Engineering for positive health, wellbeing and productivity outcomes
I recently spoke at the Vision 2018 event “The future of the built environment”, organised by Architecture Today as part of the London Festival of Architecture.
The event brought together architects and engineers to talk about various themes and question some of the big names in architecture, engineering and urban development.
My session – with Paul Monaghan of London-based architects Allford Hall Monaghan Morris (AHMM) – was about how we embed sustainability in commercial property generally. My own focus was on how we engineer and design for positive health, wellbeing and productivity outcomes. The business case for green buildings is now well understood – there have been several publications from the WGBC and others over the last few years making the case. The WELL Standard has already been adopted by several of the clients we work with.
BuroHappold’s pioneering work on wellbeing
Buro Happold has worked on some pioneering projects, including The High Line in New York and the Genzyme building in Boston, which have delivered exceptional wellbeing outcomes and driven economic performance. I was able to talk about these exciting projects, and the work our experts are doing to evolve Buro Happold’s wellbeing offering. We want to ensure that we focus on wellbeing outcomes right at the start of the design process, and work backwards blazing the strongest evidence trail.

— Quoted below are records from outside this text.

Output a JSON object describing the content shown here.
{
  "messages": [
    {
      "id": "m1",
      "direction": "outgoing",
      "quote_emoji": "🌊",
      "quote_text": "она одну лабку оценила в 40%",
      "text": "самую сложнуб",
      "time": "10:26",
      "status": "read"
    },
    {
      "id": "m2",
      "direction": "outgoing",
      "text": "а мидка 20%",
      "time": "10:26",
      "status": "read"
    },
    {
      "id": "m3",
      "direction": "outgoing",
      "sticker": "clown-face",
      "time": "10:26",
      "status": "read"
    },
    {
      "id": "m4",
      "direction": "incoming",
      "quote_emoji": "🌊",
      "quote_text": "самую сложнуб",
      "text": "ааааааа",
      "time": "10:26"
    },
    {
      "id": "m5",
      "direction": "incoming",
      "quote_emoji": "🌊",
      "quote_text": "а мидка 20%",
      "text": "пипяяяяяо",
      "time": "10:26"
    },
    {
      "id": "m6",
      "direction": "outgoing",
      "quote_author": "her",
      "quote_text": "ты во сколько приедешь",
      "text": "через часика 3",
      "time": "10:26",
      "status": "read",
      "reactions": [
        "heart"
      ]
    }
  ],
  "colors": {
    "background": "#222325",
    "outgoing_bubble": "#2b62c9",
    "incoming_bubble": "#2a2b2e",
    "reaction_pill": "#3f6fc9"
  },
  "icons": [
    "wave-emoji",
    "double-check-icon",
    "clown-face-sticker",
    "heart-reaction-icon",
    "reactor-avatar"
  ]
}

These outcomes refer to what people experience and what they do on a day-to-day basis, and how the built environment can shape and support them. We know this is highly complex, and there are many factors in play. I spoke about our 4Es classification approach – elements, environment, experience and economics – which we use to bring some order to this.
The best outcomes can only be delivered when we link everything, think holistically, and combine different skillsets
Collaboration is key. The best outcomes can only be delivered when we link everything, think holistically, and combine different skillsets – architects, engineers and academics, as well as management consultants and social scientists. The challenge is, of course, in synthesising the available data and turning this into meaningful information that can used to actually make design decisions.
The analytics work of Buro Happold’s Smart Space Team
This is where the analytics work of our Smart Space team is taking us – into a space and offering that I feel really differentiates us from our peers. The team is spearheading the use of computational engineering to harness data and embed it into models. These are used to develop prototypes, rapid optioneering and real-time exploration of different design decisions about factors such as massing, orientation and views. They are also used to consider how these factors influence noise and air quality. Using the evidence base, we can then link these to health and wellbeing outcomes, and ultimately financial performance.
Buro Happold is spearheading the use of computational engineering to harness data and embed it into models.
I was able to end with a reference to the computational work that we pioneered on SWFT and continued through our work on Aldgate East. I also talked about the exciting work we are doing with GE and Vodafone, enabling us to monitor and predict space utilisation. In time, this will allow us to understand the impact of the internal environment on the productivity of people in the workplace.
What did I learn at Vision 2018?
The conversation is shifting – from squeezing more in, to an expectation that the places and spaces we create will deliver transformative outcomes in happiness and wellbeing. Clients know this is possible and understand that they need it to happen. Our offering is unique. It focuses on outcomes, and uses evidence and computational engineering to enrich our collaboration. It is clearly exciting people, and I feel it has the opportunity to set the agenda for the next five to ten years.